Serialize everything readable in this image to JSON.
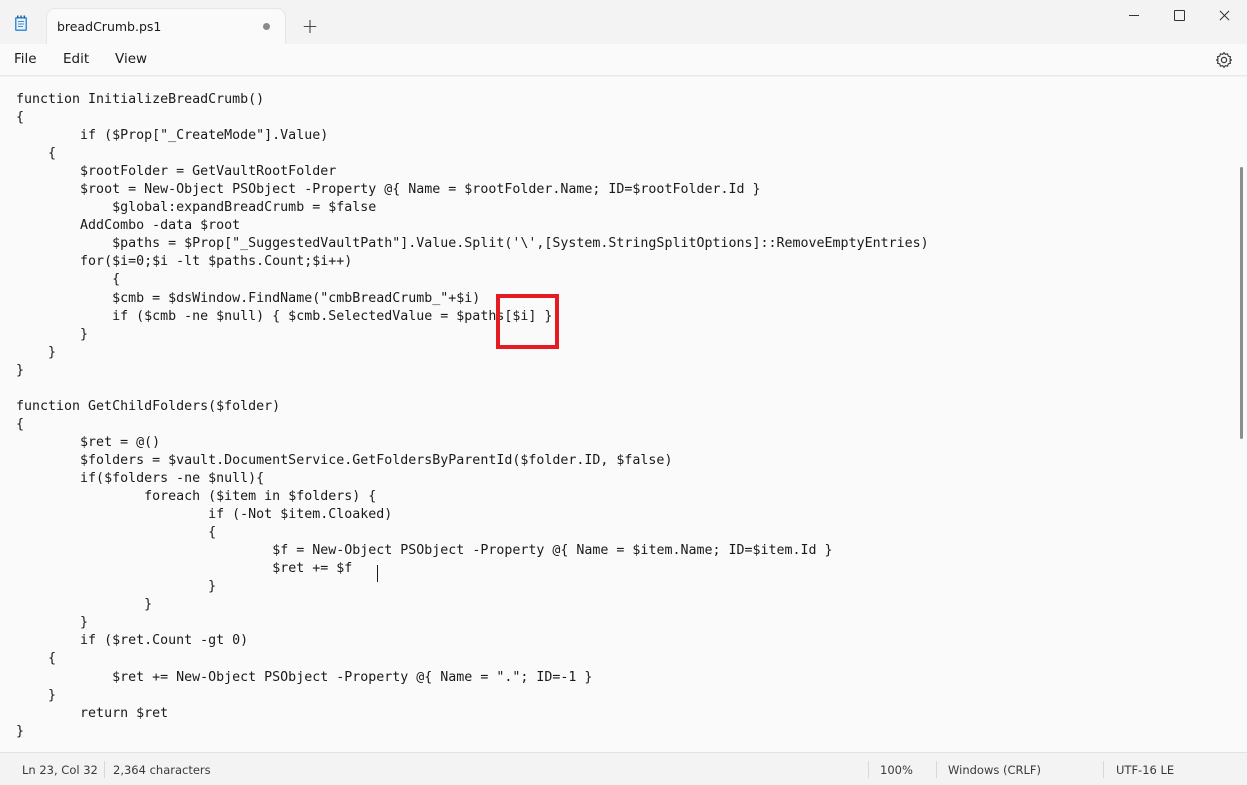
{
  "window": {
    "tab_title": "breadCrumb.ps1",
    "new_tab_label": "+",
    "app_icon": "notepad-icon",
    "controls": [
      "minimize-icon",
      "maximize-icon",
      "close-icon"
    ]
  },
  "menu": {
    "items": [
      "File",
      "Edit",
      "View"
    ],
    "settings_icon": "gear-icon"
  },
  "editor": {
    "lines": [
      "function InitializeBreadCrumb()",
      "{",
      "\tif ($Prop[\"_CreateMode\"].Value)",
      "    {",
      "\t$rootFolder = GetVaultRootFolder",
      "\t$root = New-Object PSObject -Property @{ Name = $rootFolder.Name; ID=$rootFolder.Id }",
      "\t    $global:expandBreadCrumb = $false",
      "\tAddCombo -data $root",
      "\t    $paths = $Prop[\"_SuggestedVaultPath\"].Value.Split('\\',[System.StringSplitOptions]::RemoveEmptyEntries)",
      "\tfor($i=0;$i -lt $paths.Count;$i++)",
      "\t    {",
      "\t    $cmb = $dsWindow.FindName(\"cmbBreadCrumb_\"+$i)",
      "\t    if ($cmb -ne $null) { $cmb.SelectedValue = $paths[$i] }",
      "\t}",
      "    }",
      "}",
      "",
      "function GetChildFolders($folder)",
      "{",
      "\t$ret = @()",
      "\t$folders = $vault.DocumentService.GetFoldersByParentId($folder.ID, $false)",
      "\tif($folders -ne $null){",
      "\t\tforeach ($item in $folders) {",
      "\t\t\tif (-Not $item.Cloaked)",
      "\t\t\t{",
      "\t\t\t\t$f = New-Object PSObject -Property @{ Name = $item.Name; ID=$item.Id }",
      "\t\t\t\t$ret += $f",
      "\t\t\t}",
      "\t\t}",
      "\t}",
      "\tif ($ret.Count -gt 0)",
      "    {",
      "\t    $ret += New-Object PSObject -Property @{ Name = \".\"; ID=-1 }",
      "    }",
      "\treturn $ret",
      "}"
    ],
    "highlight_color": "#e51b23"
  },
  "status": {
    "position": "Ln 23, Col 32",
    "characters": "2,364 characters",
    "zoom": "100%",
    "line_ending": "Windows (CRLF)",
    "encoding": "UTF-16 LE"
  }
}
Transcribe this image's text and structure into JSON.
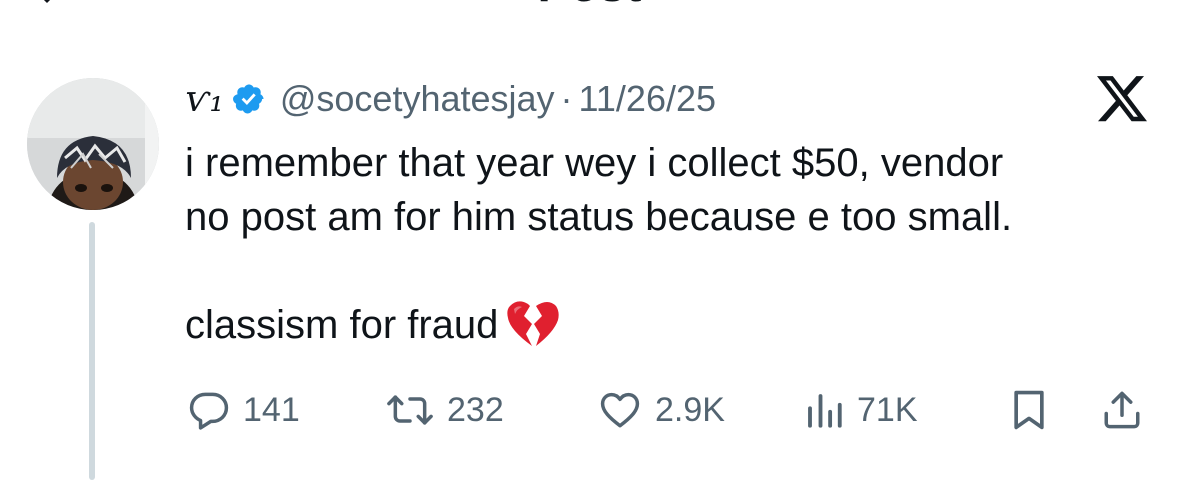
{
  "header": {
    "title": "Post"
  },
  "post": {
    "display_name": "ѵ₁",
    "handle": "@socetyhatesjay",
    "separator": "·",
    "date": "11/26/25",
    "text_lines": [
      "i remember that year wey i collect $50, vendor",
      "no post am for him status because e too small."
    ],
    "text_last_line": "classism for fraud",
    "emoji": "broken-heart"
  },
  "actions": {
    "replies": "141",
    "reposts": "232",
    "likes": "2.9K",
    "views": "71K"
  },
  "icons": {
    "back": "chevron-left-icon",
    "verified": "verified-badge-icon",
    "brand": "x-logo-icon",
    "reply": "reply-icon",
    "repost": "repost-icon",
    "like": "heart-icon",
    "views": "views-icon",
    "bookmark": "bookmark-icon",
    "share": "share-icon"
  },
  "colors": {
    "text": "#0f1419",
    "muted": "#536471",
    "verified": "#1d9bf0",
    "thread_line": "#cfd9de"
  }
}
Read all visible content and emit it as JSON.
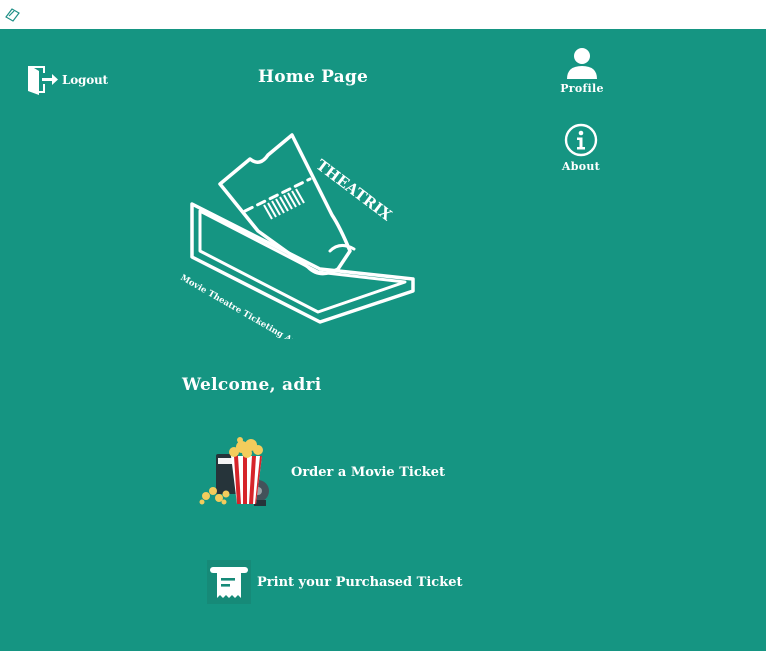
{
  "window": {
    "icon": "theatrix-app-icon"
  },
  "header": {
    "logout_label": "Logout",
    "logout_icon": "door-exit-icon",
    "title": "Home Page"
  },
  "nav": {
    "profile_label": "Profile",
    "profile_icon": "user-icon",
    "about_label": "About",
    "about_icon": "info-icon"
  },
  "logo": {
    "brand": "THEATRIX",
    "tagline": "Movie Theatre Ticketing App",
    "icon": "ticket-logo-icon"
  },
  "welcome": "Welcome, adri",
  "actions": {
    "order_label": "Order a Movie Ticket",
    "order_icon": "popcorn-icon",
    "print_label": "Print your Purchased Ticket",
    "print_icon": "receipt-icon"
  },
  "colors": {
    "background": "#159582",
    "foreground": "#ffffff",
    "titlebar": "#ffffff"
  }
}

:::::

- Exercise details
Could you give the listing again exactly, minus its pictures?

- Result of this exercise
Serialize everything readable in this image to JSON.
{
  "window": {
    "tab_title": "breadCrumb.ps1",
    "new_tab_label": "+",
    "app_icon": "notepad-icon",
    "controls": [
      "minimize-icon",
      "maximize-icon",
      "close-icon"
    ]
  },
  "menu": {
    "items": [
      "File",
      "Edit",
      "View"
    ],
    "settings_icon": "gear-icon"
  },
  "editor": {
    "lines": [
      "function InitializeBreadCrumb()",
      "{",
      "\tif ($Prop[\"_CreateMode\"].Value)",
      "    {",
      "\t$rootFolder = GetVaultRootFolder",
      "\t$root = New-Object PSObject -Property @{ Name = $rootFolder.Name; ID=$rootFolder.Id }",
      "\t    $global:expandBreadCrumb = $false",
      "\tAddCombo -data $root",
      "\t    $paths = $Prop[\"_SuggestedVaultPath\"].Value.Split('\\',[System.StringSplitOptions]::RemoveEmptyEntries)",
      "\tfor($i=0;$i -lt $paths.Count;$i++)",
      "\t    {",
      "\t    $cmb = $dsWindow.FindName(\"cmbBreadCrumb_\"+$i)",
      "\t    if ($cmb -ne $null) { $cmb.SelectedValue = $paths[$i] }",
      "\t}",
      "    }",
      "}",
      "",
      "function GetChildFolders($folder)",
      "{",
      "\t$ret = @()",
      "\t$folders = $vault.DocumentService.GetFoldersByParentId($folder.ID, $false)",
      "\tif($folders -ne $null){",
      "\t\tforeach ($item in $folders) {",
      "\t\t\tif (-Not $item.Cloaked)",
      "\t\t\t{",
      "\t\t\t\t$f = New-Object PSObject -Property @{ Name = $item.Name; ID=$item.Id }",
      "\t\t\t\t$ret += $f",
      "\t\t\t}",
      "\t\t}",
      "\t}",
      "\tif ($ret.Count -gt 0)",
      "    {",
      "\t    $ret += New-Object PSObject -Property @{ Name = \".\"; ID=-1 }",
      "    }",
      "\treturn $ret",
      "}"
    ],
    "highlight_color": "#e51b23"
  },
  "status": {
    "position": "Ln 23, Col 32",
    "characters": "2,364 characters",
    "zoom": "100%",
    "line_ending": "Windows (CRLF)",
    "encoding": "UTF-16 LE"
  }
}
Transcribe this image's text and structure into JSON.
{
  "header": {
    "title": "Post"
  },
  "post": {
    "display_name": "ѵ₁",
    "handle": "@socetyhatesjay",
    "separator": "·",
    "date": "11/26/25",
    "text_lines": [
      "i remember that year wey i collect $50, vendor",
      "no post am for him status because e too small."
    ],
    "text_last_line": "classism for fraud",
    "emoji": "broken-heart"
  },
  "actions": {
    "replies": "141",
    "reposts": "232",
    "likes": "2.9K",
    "views": "71K"
  },
  "icons": {
    "back": "chevron-left-icon",
    "verified": "verified-badge-icon",
    "brand": "x-logo-icon",
    "reply": "reply-icon",
    "repost": "repost-icon",
    "like": "heart-icon",
    "views": "views-icon",
    "bookmark": "bookmark-icon",
    "share": "share-icon"
  },
  "colors": {
    "text": "#0f1419",
    "muted": "#536471",
    "verified": "#1d9bf0",
    "thread_line": "#cfd9de"
  }
}
Read all visible content and emit it as JSON.
{
  "window": {
    "icon": "theatrix-app-icon"
  },
  "header": {
    "logout_label": "Logout",
    "logout_icon": "door-exit-icon",
    "title": "Home Page"
  },
  "nav": {
    "profile_label": "Profile",
    "profile_icon": "user-icon",
    "about_label": "About",
    "about_icon": "info-icon"
  },
  "logo": {
    "brand": "THEATRIX",
    "tagline": "Movie Theatre Ticketing App",
    "icon": "ticket-logo-icon"
  },
  "welcome": "Welcome, adri",
  "actions": {
    "order_label": "Order a Movie Ticket",
    "order_icon": "popcorn-icon",
    "print_label": "Print your Purchased Ticket",
    "print_icon": "receipt-icon"
  },
  "colors": {
    "background": "#159582",
    "foreground": "#ffffff",
    "titlebar": "#ffffff"
  }
}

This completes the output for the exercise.